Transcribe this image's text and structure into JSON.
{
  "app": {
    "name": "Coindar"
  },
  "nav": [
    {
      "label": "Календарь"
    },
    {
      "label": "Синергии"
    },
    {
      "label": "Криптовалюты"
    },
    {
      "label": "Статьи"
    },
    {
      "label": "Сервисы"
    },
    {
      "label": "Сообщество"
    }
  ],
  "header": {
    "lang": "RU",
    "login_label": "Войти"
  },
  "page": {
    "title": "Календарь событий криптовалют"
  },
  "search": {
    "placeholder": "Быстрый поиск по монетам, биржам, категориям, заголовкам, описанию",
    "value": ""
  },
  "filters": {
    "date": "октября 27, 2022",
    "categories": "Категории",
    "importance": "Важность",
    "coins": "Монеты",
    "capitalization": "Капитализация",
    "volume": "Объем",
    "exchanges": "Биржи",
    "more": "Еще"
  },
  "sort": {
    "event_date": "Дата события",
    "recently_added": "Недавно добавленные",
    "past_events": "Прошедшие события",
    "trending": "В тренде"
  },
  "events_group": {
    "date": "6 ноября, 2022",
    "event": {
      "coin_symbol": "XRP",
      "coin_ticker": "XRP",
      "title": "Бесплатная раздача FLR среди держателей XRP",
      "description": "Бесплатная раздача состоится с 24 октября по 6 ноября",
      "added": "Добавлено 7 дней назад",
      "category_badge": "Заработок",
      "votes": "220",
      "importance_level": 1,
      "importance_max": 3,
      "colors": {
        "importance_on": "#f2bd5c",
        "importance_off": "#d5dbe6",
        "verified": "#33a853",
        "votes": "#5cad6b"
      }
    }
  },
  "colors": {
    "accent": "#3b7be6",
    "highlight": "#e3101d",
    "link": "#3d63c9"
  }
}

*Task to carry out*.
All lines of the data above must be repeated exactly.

*Answer to this task*.
Transcribe this image's text and structure into JSON.
{
  "app": {
    "name": "Coindar"
  },
  "nav": [
    {
      "label": "Календарь"
    },
    {
      "label": "Синергии"
    },
    {
      "label": "Криптовалюты"
    },
    {
      "label": "Статьи"
    },
    {
      "label": "Сервисы"
    },
    {
      "label": "Сообщество"
    }
  ],
  "header": {
    "lang": "RU",
    "login_label": "Войти"
  },
  "page": {
    "title": "Календарь событий криптовалют"
  },
  "search": {
    "placeholder": "Быстрый поиск по монетам, биржам, категориям, заголовкам, описанию",
    "value": ""
  },
  "filters": {
    "date": "октября 27, 2022",
    "categories": "Категории",
    "importance": "Важность",
    "coins": "Монеты",
    "capitalization": "Капитализация",
    "volume": "Объем",
    "exchanges": "Биржи",
    "more": "Еще"
  },
  "sort": {
    "event_date": "Дата события",
    "recently_added": "Недавно добавленные",
    "past_events": "Прошедшие события",
    "trending": "В тренде"
  },
  "events_group": {
    "date": "6 ноября, 2022",
    "event": {
      "coin_symbol": "XRP",
      "coin_ticker": "XRP",
      "title": "Бесплатная раздача FLR среди держателей XRP",
      "description": "Бесплатная раздача состоится с 24 октября по 6 ноября",
      "added": "Добавлено 7 дней назад",
      "category_badge": "Заработок",
      "votes": "220",
      "importance_level": 1,
      "importance_max": 3,
      "colors": {
        "importance_on": "#f2bd5c",
        "importance_off": "#d5dbe6",
        "verified": "#33a853",
        "votes": "#5cad6b"
      }
    }
  },
  "colors": {
    "accent": "#3b7be6",
    "highlight": "#e3101d",
    "link": "#3d63c9"
  }
}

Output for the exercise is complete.